Much of what is taught by Bible-prophecy teachers about the end-times” is grounded in Paul’s two epistles to the Thessalonians. It is claimed that in First Thessalonians, Paul introduced the notion of a rapture. And it is believed that from Second Thessalonians, he introduces believers to some revelations about the “Antichrist”. The Apostle certainly does share some divinely inspired insights into what was future to his original audience. But the modern reader may not understand how future it was to these Thessalonians – which may mean that it is not future to us.
New Testament epistles are sprinkled with eschatological references which have led to confusion and the belief that the rules of hermeneutics must be re-written to accommodate particular eschatological systems. We will now survey how these Epistles make eschatological references and how we might best understand them.
A Sense of Imminence
¶ The end of all things is at hand; therefore be self-controlled and sober-minded for the sake of your prayers.
First Peter 4:7
The eschatology found in the New Testament Epistles conveys an expectation of imminence. Each of the writers had a sense that something was about to happen very soon. It could be argued that they were misguided and that the Scriptures accurately recorded their misinformed views. We see evidence of this sort of thing throughout the Old Testament where misinformed human perspectives were accurately recorded in God’s inspired Word.
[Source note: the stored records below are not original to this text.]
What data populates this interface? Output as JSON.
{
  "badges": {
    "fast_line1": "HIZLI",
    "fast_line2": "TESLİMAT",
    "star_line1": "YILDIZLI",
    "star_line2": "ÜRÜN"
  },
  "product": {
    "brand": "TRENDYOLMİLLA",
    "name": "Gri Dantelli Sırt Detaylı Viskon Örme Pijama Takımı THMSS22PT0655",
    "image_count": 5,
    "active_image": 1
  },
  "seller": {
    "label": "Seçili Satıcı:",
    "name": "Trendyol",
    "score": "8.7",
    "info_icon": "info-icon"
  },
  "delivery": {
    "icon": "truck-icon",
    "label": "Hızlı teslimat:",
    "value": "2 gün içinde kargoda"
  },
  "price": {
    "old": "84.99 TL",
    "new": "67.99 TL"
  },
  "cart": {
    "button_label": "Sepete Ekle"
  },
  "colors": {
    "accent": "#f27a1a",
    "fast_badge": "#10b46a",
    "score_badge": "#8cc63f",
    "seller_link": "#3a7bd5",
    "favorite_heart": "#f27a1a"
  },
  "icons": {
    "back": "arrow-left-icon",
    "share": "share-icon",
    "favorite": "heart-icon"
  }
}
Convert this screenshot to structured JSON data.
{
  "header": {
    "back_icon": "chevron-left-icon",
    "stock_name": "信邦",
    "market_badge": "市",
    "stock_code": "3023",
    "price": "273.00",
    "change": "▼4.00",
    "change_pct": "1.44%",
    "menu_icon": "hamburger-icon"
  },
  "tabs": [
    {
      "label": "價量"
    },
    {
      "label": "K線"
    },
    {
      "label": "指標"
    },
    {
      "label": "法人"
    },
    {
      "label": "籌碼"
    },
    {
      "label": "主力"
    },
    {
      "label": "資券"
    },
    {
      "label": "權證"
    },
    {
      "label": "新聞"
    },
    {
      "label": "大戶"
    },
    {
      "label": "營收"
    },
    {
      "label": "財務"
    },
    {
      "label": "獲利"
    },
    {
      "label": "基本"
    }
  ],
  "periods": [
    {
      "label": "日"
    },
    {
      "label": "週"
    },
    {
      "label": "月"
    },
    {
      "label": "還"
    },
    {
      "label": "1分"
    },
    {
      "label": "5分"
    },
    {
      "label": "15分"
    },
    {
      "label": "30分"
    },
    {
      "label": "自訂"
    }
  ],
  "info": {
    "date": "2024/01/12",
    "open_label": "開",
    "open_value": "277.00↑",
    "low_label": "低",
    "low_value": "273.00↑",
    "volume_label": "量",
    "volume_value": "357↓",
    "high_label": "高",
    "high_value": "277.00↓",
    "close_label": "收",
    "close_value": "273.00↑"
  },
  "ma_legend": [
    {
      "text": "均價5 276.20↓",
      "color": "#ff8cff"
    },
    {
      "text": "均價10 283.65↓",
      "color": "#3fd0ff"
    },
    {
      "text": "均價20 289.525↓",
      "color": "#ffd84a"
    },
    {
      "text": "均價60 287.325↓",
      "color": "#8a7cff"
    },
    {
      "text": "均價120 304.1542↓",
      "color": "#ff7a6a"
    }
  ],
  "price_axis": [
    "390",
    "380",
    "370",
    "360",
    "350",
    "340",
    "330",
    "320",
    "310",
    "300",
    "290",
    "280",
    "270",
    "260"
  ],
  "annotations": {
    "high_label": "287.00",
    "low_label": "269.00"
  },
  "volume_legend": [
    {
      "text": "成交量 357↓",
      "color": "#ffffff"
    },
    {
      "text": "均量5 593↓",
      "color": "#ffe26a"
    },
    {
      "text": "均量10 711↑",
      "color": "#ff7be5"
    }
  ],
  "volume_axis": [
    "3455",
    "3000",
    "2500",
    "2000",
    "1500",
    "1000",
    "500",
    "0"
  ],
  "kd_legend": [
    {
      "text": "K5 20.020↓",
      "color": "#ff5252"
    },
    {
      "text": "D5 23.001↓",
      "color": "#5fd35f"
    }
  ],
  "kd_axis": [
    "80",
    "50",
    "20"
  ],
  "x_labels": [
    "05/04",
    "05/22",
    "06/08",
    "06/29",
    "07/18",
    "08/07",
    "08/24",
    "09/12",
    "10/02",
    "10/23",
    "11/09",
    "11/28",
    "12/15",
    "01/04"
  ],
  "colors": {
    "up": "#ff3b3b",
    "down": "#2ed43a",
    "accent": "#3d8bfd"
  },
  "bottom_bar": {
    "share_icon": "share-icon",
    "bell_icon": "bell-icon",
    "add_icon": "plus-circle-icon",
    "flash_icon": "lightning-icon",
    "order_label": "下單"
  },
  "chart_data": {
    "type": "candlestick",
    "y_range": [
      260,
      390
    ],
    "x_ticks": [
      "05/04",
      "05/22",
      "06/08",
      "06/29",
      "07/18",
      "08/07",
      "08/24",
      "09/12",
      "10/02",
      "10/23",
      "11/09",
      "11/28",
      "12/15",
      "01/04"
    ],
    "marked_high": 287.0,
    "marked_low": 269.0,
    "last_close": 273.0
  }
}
This includes such statements like, “from the rising of the sun” (Psalm 50:1; Isaiah 45:6; Malachi 1:11). Of course, we know that the sun doesn’t rise but from the perspective of the human authors it appeared to. But this doesn’t seem to be the sort of thing happening in the Epistles. Unlike the genre of the Psalms or Prophets, these eschatological statements found in the Epistles are not poetic. They are presented as statements of fact – often linked to an injunction (1Peter 4:7; Hebrews 10:24-25). If it is the New Testament perspective is actually just the accurate recording of misguided human opinion, it then makes the linked injunctions (moral commands) redundant.
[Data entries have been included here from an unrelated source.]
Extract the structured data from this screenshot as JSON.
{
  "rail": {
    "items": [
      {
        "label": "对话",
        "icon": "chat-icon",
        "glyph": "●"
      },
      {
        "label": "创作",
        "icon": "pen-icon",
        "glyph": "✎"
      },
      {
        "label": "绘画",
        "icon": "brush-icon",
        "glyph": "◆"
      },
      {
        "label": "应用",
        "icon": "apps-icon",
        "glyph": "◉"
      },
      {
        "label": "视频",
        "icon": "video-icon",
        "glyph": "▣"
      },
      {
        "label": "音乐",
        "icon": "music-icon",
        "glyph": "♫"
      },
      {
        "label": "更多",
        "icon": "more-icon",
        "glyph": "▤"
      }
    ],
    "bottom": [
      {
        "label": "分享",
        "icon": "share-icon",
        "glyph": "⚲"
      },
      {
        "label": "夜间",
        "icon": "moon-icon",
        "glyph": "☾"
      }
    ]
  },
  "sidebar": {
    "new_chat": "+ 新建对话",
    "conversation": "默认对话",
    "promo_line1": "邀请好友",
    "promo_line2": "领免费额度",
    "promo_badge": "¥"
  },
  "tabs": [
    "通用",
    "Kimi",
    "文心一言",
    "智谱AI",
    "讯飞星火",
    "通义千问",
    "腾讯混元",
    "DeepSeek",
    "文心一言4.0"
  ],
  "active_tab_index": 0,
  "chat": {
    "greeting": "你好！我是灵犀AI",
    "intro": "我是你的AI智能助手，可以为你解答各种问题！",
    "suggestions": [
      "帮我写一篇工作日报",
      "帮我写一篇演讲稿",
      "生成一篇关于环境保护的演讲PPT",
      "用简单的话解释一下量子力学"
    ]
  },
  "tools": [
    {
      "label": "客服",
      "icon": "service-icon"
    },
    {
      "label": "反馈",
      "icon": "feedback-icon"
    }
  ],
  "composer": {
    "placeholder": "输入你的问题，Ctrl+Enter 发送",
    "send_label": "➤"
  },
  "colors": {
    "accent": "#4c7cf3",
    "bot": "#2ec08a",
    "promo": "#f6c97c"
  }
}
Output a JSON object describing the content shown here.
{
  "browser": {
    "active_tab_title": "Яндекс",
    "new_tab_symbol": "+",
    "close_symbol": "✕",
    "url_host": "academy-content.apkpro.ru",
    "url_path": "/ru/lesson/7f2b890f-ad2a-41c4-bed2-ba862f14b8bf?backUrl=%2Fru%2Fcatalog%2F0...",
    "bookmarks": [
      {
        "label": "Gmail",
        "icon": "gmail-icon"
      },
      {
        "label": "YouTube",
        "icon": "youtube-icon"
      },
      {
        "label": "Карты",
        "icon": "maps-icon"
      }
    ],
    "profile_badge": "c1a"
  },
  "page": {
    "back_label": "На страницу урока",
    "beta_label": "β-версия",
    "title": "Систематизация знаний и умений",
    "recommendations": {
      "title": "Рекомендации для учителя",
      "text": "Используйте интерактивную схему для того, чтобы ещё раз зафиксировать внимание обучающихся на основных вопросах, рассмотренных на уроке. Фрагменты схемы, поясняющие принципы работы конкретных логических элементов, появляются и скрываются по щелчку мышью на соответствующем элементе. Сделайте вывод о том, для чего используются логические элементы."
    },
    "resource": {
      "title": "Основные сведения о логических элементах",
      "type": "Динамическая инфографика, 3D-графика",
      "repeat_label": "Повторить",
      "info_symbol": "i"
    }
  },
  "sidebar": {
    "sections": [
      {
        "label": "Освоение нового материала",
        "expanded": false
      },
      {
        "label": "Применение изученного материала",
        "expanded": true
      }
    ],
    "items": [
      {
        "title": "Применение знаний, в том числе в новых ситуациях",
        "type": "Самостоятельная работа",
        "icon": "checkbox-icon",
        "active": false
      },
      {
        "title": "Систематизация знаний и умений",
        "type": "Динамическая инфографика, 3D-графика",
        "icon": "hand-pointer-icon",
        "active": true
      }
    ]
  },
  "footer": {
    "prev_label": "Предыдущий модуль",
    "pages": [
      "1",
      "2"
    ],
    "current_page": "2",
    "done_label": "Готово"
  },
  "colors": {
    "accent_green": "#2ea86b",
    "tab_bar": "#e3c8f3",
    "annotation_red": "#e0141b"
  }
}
The End. That’s what the Greek word “eschaton” means. But a question that some are now asking is, “The end of what?” Up until recently most Christians would have said- the world, but now good Biblical scholarship is shedding greater light upon this highly controversial word and revealing that most of us may have been wrong!
When I went to church as a young boy, ‘End Times’ teaching was all the rage. Afterall, there were wars in the Middle East, famines in Africa, natural disasters in Asia, and economic struggles in Europe and America. There were conspiracy theories, global uncertainty, a worldwide fuel crisis, and the emerging cashless society. All of these things were apparently predicted in the Bible many thousands of years ago as being the last signs before the end of the world. As the last three decades have unfolded however, it has become obvious that none of these things have led to the end of the world, and now most people realise that the Bible doesn’t even make reference to them – let alone pinning the triggers for the end of the world upon them! With so much error in this speculation it’s little wonder that many Christians have put eschatology (the study of ‘final things’) either in the too-hard basket or now regard it as not worth worrying about because nobody knows anyway.